- Requirement -
Wherever the string "Microsoft" occurs in a line of these records, report that line.

*** Block opens ***

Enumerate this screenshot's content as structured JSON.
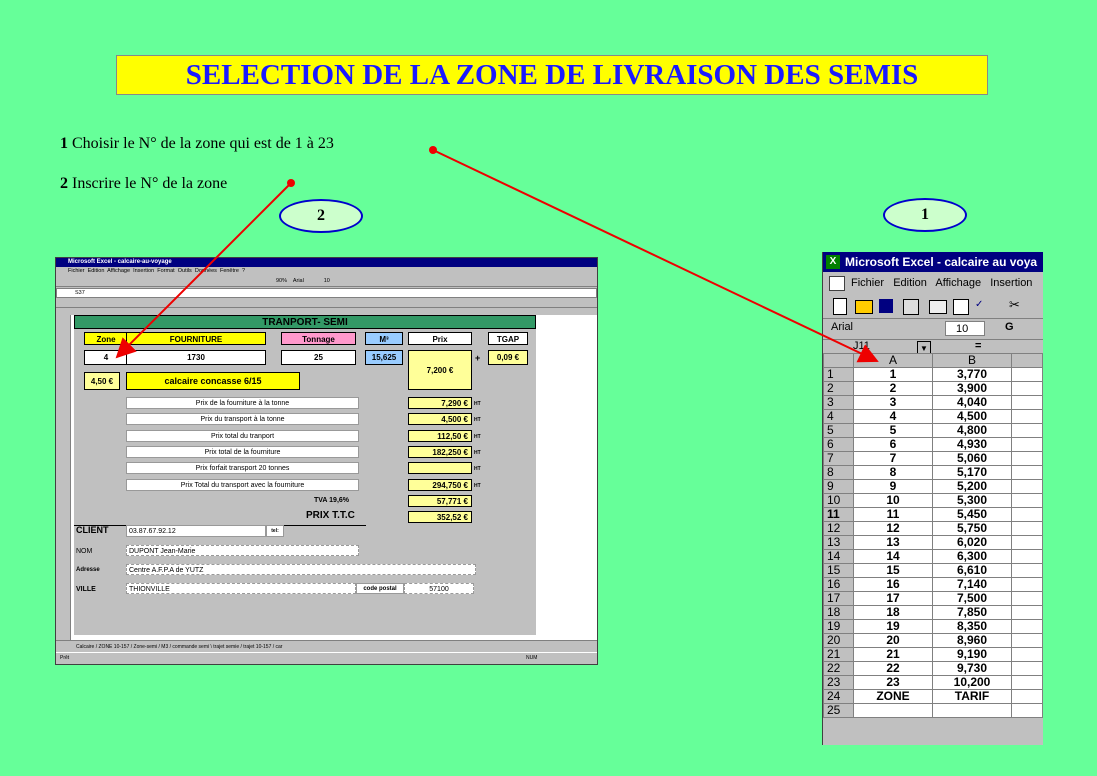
{
  "title": "SELECTION DE LA ZONE DE LIVRAISON DES SEMIS",
  "instructions": [
    {
      "num": "1",
      "text": "Choisir le N° de la zone qui est de 1 à 23"
    },
    {
      "num": "2",
      "text": "Inscrire le N° de la zone"
    }
  ],
  "ovals": [
    "2",
    "1"
  ],
  "left_excel": {
    "window_title": "Microsoft Excel - calcaire-au-voyage",
    "menu": [
      "Fichier",
      "Edition",
      "Affichage",
      "Insertion",
      "Format",
      "Outils",
      "Données",
      "Fenêtre",
      "?"
    ],
    "name_box": "S37",
    "zoom": "90%",
    "font": "Arial",
    "font_size": "10",
    "sheet_title": "TRANPORT- SEMI",
    "headers": {
      "zone": "Zone",
      "fourniture": "FOURNITURE",
      "tonnage": "Tonnage",
      "m3": "M³",
      "prix": "Prix",
      "tgap": "TGAP"
    },
    "values": {
      "zone": "4",
      "fourniture": "1730",
      "tonnage": "25",
      "m3": "15,625",
      "prix": "7,200 €",
      "tgap": "0,09 €",
      "price_left": "4,50 €",
      "material": "calcaire concasse  6/15",
      "plus": "+"
    },
    "lines": [
      {
        "label": "Prix de la fourniture à la tonne",
        "value": "7,290 €",
        "ht": "HT"
      },
      {
        "label": "Prix du transport à la tonne",
        "value": "4,500 €",
        "ht": "HT"
      },
      {
        "label": "Prix total du tranport",
        "value": "112,50 €",
        "ht": "HT"
      },
      {
        "label": "Prix total de la fourniture",
        "value": "182,250 €",
        "ht": "HT"
      },
      {
        "label": "Prix forfait transport 20 tonnes",
        "value": "",
        "ht": "HT"
      },
      {
        "label": "Prix Total du transport avec la fourniture",
        "value": "294,750 €",
        "ht": "HT"
      }
    ],
    "tva_label": "TVA 19,6%",
    "tva_value": "57,771 €",
    "ttc_label": "PRIX T.T.C",
    "ttc_value": "352,52 €",
    "client": {
      "label": "CLIENT",
      "phone": "03.87.67.92.12",
      "tel": "tel:",
      "nom_label": "NOM",
      "nom": "DUPONT Jean-Marie",
      "adresse_label": "Adresse",
      "adresse": "Centre A.F.P.A de YUTZ",
      "ville_label": "VILLE",
      "ville": "THIONVILLE",
      "cp_label": "code postal",
      "cp": "57100"
    },
    "tabs": "Calcaire / ZONE 10-157 / Zone-semi / M3 / commande semi \\ trajet semie / trajet 10-157 / car",
    "status_left": "Prêt",
    "status_right": "NUM"
  },
  "right_excel": {
    "window_title": "Microsoft Excel - calcaire au voya",
    "menu": [
      "Fichier",
      "Edition",
      "Affichage",
      "Insertion"
    ],
    "font": "Arial",
    "font_size": "10",
    "bold_btn": "G",
    "name_box": "J11",
    "eq": "=",
    "col_a": "A",
    "col_b": "B",
    "rows": [
      [
        "1",
        "1",
        "3,770"
      ],
      [
        "2",
        "2",
        "3,900"
      ],
      [
        "3",
        "3",
        "4,040"
      ],
      [
        "4",
        "4",
        "4,500"
      ],
      [
        "5",
        "5",
        "4,800"
      ],
      [
        "6",
        "6",
        "4,930"
      ],
      [
        "7",
        "7",
        "5,060"
      ],
      [
        "8",
        "8",
        "5,170"
      ],
      [
        "9",
        "9",
        "5,200"
      ],
      [
        "10",
        "10",
        "5,300"
      ],
      [
        "11",
        "11",
        "5,450"
      ],
      [
        "12",
        "12",
        "5,750"
      ],
      [
        "13",
        "13",
        "6,020"
      ],
      [
        "14",
        "14",
        "6,300"
      ],
      [
        "15",
        "15",
        "6,610"
      ],
      [
        "16",
        "16",
        "7,140"
      ],
      [
        "17",
        "17",
        "7,500"
      ],
      [
        "18",
        "18",
        "7,850"
      ],
      [
        "19",
        "19",
        "8,350"
      ],
      [
        "20",
        "20",
        "8,960"
      ],
      [
        "21",
        "21",
        "9,190"
      ],
      [
        "22",
        "22",
        "9,730"
      ],
      [
        "23",
        "23",
        "10,200"
      ],
      [
        "24",
        "ZONE",
        "TARIF"
      ],
      [
        "25",
        "",
        ""
      ]
    ]
  }
}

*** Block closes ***

- The completed task -
    "window_title": "Microsoft Excel - calcaire-au-voyage",
    "window_title": "Microsoft Excel - calcaire au voya",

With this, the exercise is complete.